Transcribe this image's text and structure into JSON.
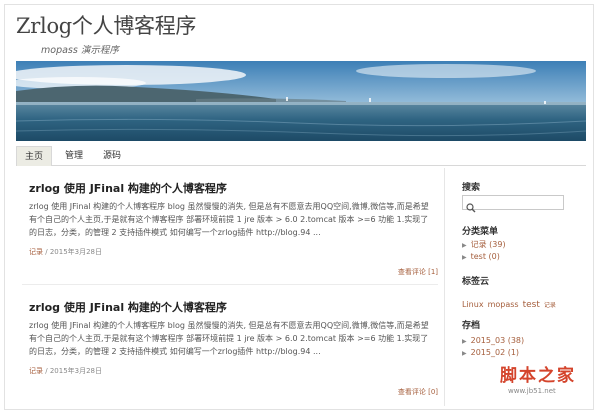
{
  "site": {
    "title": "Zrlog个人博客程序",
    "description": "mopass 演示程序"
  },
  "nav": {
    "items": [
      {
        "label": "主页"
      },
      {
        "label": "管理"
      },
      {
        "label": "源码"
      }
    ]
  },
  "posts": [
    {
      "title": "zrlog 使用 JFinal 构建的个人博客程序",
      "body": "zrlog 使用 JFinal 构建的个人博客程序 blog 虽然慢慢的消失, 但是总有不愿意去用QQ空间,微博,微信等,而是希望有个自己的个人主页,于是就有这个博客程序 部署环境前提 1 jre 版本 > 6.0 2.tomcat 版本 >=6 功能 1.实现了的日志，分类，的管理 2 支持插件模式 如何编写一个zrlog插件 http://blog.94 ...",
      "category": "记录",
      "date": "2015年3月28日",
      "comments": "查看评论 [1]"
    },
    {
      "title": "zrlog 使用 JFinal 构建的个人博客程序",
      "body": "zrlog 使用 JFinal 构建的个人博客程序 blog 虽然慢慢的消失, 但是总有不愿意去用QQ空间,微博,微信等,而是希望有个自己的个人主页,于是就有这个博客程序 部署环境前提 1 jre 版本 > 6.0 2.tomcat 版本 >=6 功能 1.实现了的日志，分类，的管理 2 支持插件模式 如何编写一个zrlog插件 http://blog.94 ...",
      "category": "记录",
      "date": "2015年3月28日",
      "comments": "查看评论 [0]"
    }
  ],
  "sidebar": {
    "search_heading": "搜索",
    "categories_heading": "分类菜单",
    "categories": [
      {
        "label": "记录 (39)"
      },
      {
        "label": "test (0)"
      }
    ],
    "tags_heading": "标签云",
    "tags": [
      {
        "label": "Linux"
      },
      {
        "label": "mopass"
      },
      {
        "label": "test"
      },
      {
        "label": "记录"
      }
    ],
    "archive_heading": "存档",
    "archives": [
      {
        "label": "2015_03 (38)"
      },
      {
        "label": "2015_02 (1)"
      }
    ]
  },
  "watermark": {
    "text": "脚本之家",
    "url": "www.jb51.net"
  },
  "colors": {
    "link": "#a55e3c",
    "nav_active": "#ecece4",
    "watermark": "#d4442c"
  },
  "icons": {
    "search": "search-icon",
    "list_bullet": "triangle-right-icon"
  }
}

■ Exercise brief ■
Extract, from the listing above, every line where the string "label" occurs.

■ Result below ■
        "label": "主页"
        "label": "管理"
        "label": "源码"
        "label": "记录 (39)"
        "label": "test (0)"
        "label": "Linux"
        "label": "mopass"
        "label": "test"
        "label": "记录"
        "label": "2015_03 (38)"
        "label": "2015_02 (1)"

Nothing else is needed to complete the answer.